In Illumination: An Exhibition of Fine Art Photography, the provoking and contemplative works of artists from across the globe compel us to a heightened awareness and deepened interaction with the remarkable stories they present. Scenes of discovery, confrontation, and insightful observation come together from the hands of these skilled artists to traverse zones of great personal vision which conjure a breadth of intricate world travels and perspectives. The diversity of compelling subjects across this selection of portraits, montages, and land- and cityscapes prove that the photographer's point of view is an extremely fertile way of exploring (and preserving) the complexity of the world we inhabit.

Photographer Muhammad Abdus-Sabur frequently focuses on locations of transition and liminality, where boundaries are connected and traversed: objects such as windows, doors, and bridges play a large role in his works.

Maguel Ahliksander, a newcomer to the art world, creates works that contain a wild energy, the result of years of experience building up without any outlet. These montages combine photographs from the artist's world travels with intense photo manipulation and a polychromatic palette in an almost techno-primitive body of work.

Gifted with a strong affinity for cityscapes and color, Samanta Aretino’s photographs focus on women, children, and the working class.
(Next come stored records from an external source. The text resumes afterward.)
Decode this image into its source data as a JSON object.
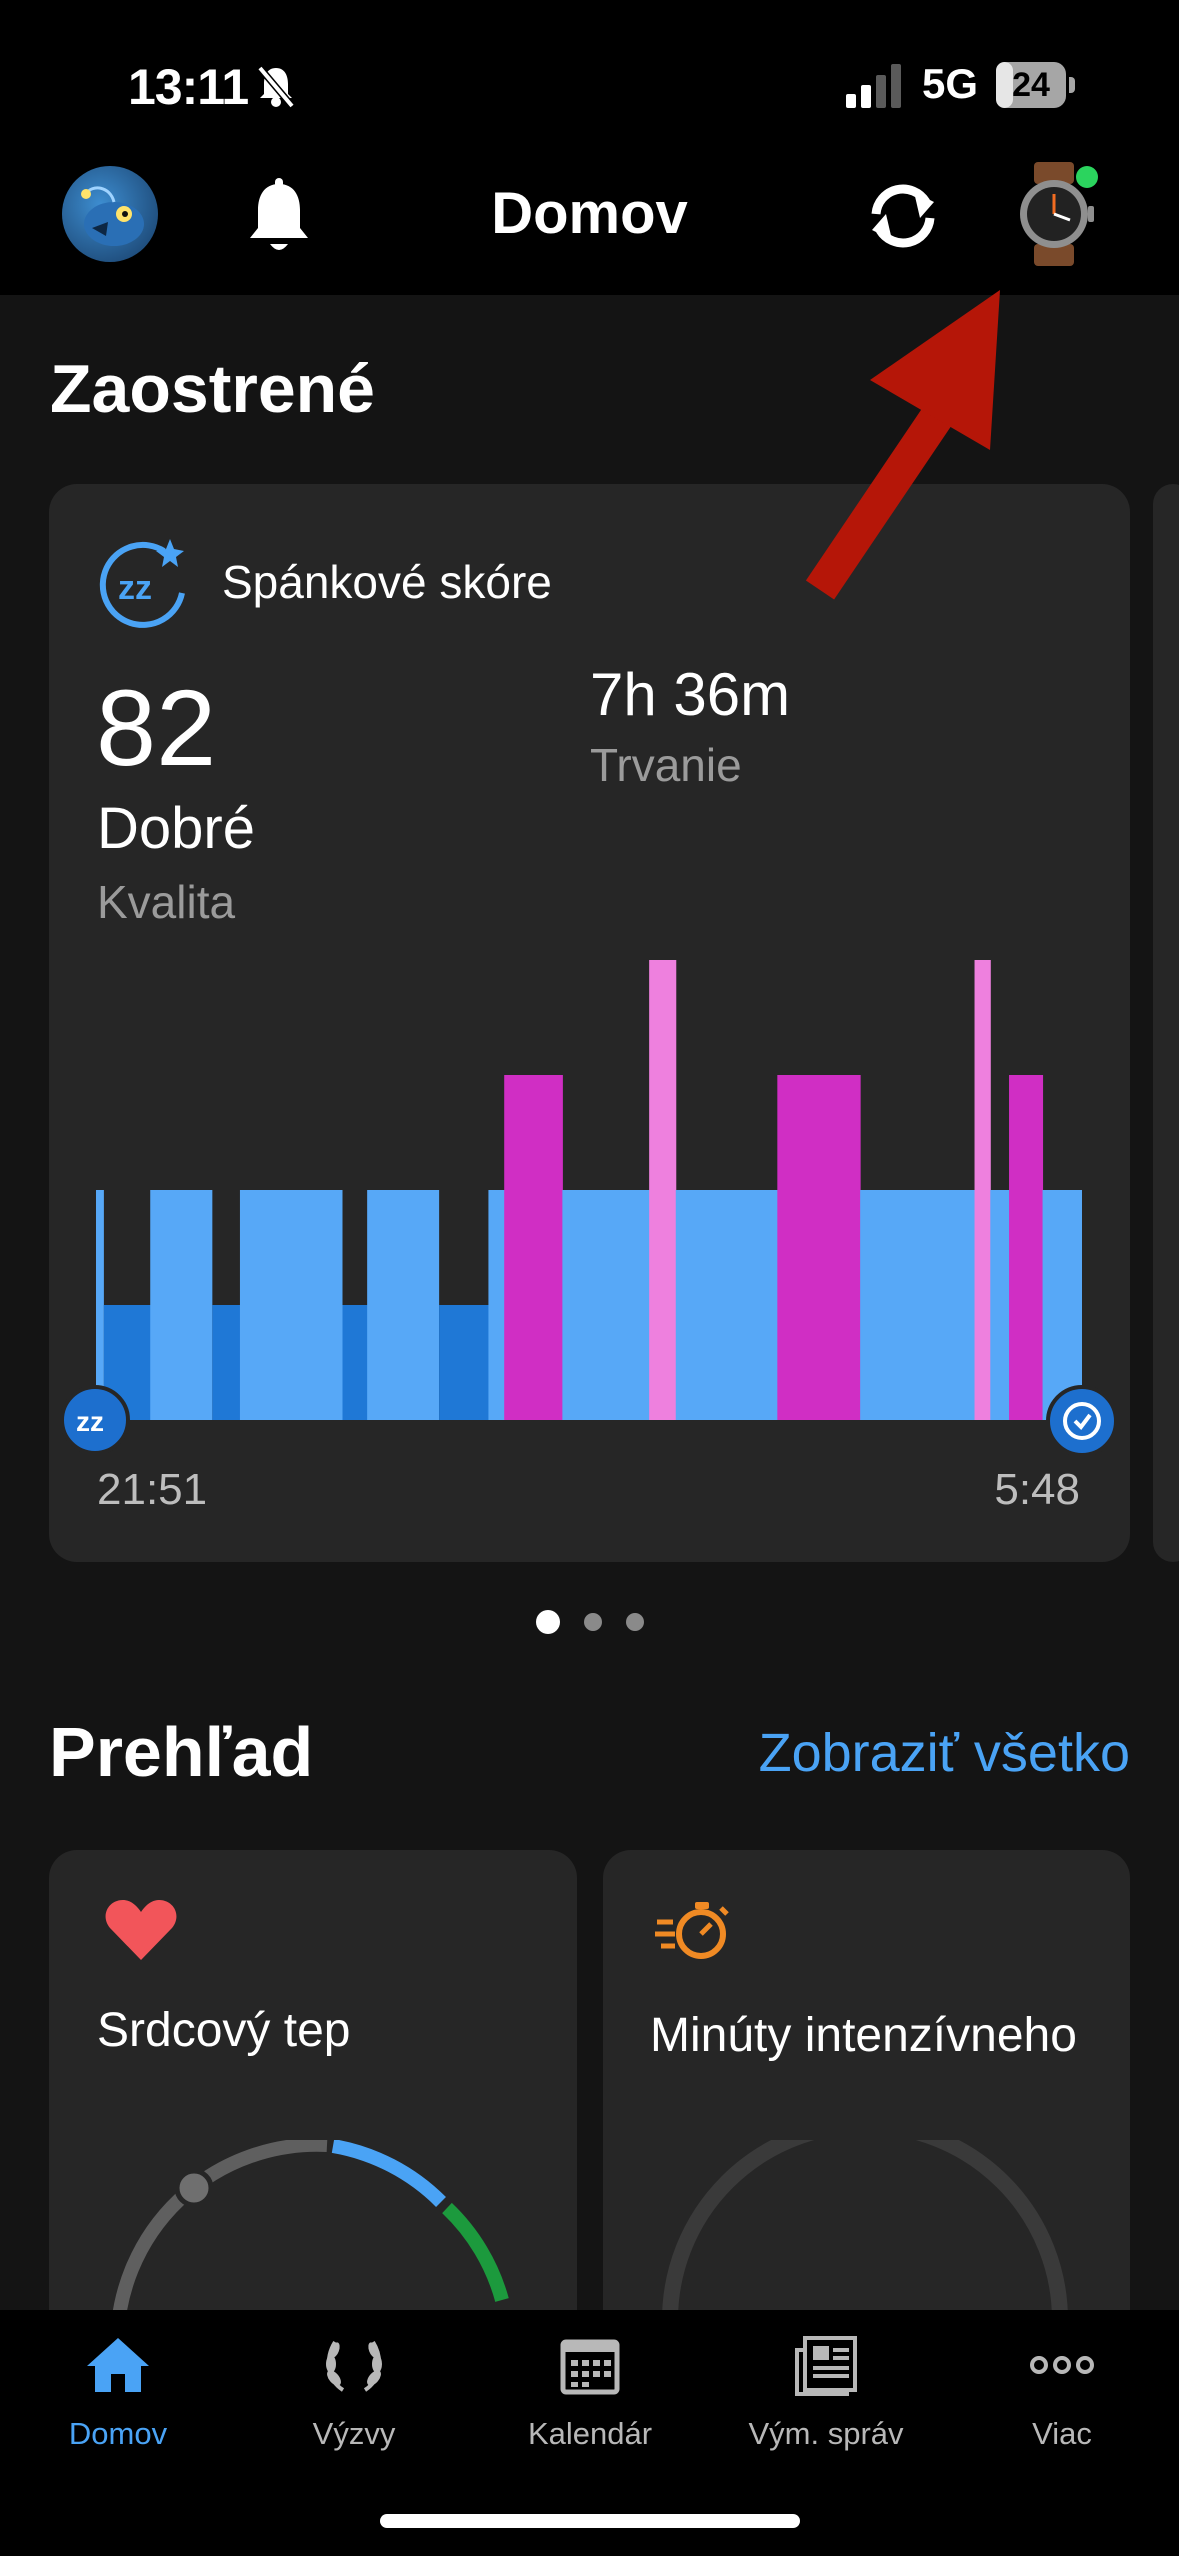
{
  "status_bar": {
    "time": "13:11",
    "network": "5G",
    "battery": "24",
    "battery_level": 0.24
  },
  "header": {
    "title": "Domov",
    "icons": [
      "avatar",
      "bell-icon",
      "sync-icon",
      "watch-icon"
    ]
  },
  "focus": {
    "title": "Zaostrené",
    "sleep": {
      "label": "Spánkové skóre",
      "score": "82",
      "quality_value": "Dobré",
      "quality_label": "Kvalita",
      "duration_value": "7h 36m",
      "duration_label": "Trvanie",
      "start_time": "21:51",
      "end_time": "5:48",
      "colors": {
        "deep": "#1f78d6",
        "light": "#57a8f7",
        "rem": "#d02ec4",
        "awake": "#ee80de"
      }
    },
    "page_count": 3,
    "active_page": 0
  },
  "overview": {
    "title": "Prehľad",
    "show_all": "Zobraziť všetko",
    "tiles": [
      {
        "label": "Srdcový tep",
        "icon": "heart-icon"
      },
      {
        "label": "Minúty intenzívneho",
        "icon": "stopwatch-icon"
      }
    ]
  },
  "tabs": [
    {
      "label": "Domov",
      "icon": "home-icon",
      "active": true
    },
    {
      "label": "Výzvy",
      "icon": "laurel-icon",
      "active": false
    },
    {
      "label": "Kalendár",
      "icon": "calendar-icon",
      "active": false
    },
    {
      "label": "Vým. správ",
      "icon": "news-icon",
      "active": false
    },
    {
      "label": "Viac",
      "icon": "more-icon",
      "active": false
    }
  ],
  "chart_data": {
    "type": "bar",
    "x_range": [
      "21:51",
      "5:48"
    ],
    "levels": {
      "deep": 1,
      "light": 2,
      "rem": 3,
      "awake": 4
    },
    "segments": [
      {
        "stage": "light",
        "start": 0.0,
        "end": 0.008
      },
      {
        "stage": "deep",
        "start": 0.008,
        "end": 0.055
      },
      {
        "stage": "light",
        "start": 0.055,
        "end": 0.118
      },
      {
        "stage": "deep",
        "start": 0.118,
        "end": 0.146
      },
      {
        "stage": "light",
        "start": 0.146,
        "end": 0.25
      },
      {
        "stage": "deep",
        "start": 0.25,
        "end": 0.275
      },
      {
        "stage": "light",
        "start": 0.275,
        "end": 0.348
      },
      {
        "stage": "deep",
        "start": 0.348,
        "end": 0.398
      },
      {
        "stage": "light",
        "start": 0.398,
        "end": 0.414
      },
      {
        "stage": "rem",
        "start": 0.414,
        "end": 0.473
      },
      {
        "stage": "light",
        "start": 0.473,
        "end": 0.561
      },
      {
        "stage": "awake",
        "start": 0.561,
        "end": 0.588
      },
      {
        "stage": "light",
        "start": 0.588,
        "end": 0.691
      },
      {
        "stage": "rem",
        "start": 0.691,
        "end": 0.775
      },
      {
        "stage": "light",
        "start": 0.775,
        "end": 0.891
      },
      {
        "stage": "awake",
        "start": 0.891,
        "end": 0.907
      },
      {
        "stage": "light",
        "start": 0.907,
        "end": 0.926
      },
      {
        "stage": "rem",
        "start": 0.926,
        "end": 0.96
      },
      {
        "stage": "light",
        "start": 0.96,
        "end": 1.0
      }
    ]
  }
}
She believes in the importance of sharing different points of view, finding something different in commonalities, and showing that there is no one right way of living life.

An avid outdoorsman and flight paramedic, Colorado artist Bo Cheatham has spent much time in Nature and hopes his landscapes will provide his viewers with "a contemplative moment and visual relief from a chaotic world." He also practices minimal post-production work and edits in-camera as much as possible, in order to clearly and honestly convey what was before his eyes when he took the shot.

Mark James Ford shoots the familiar and the far-flung alike, moving from the trees in the backyard to the distant corners of frozen winter landscapes. Shot in extreme close-up with fuzzy, oversaturated backgrounds, they loom into the frame like shadowy giants.

Artist and news anchor Hermoine Macura’s sincere photographs frankly present the Middle East (in her most recent collection, specifically the Syrian refugees) as the complex diversity of people and places that it is. The shared human experience persists in each image, in the direct expressions of the subjects and in the way that each individual interacts with the viewer and photographer.

“As a figurative travel photographer,” Max Ratchkauskas says, “it is important for me that my work reflects the essence of what I am capturing.” Forgoing digital manipulation for the most part, he relies on a variety of lenses, as well as a highly developed sensitivity to light, composition, and angle, to turn the animals, people, and landscapes that he photographs into components of a personal vision.

Irena Anna Sowinska’s works are not so much landscapes as they are smaller, more individualistic moments that show a space in time notable for its peculiar juxtaposition or surreal tinge. After shooting, she smoothes and saturates the colors, pushing them just outside the extremes of nature.

A psychologist by trade, Bruno Vangi has traveled all over the world volunteering her services to help disabled and sick children, a vocation which directly complements her “photoreportage” projects. For Vangi, photography is not only a powerful means of communication, but “an uninterrupted research of universal beauty.”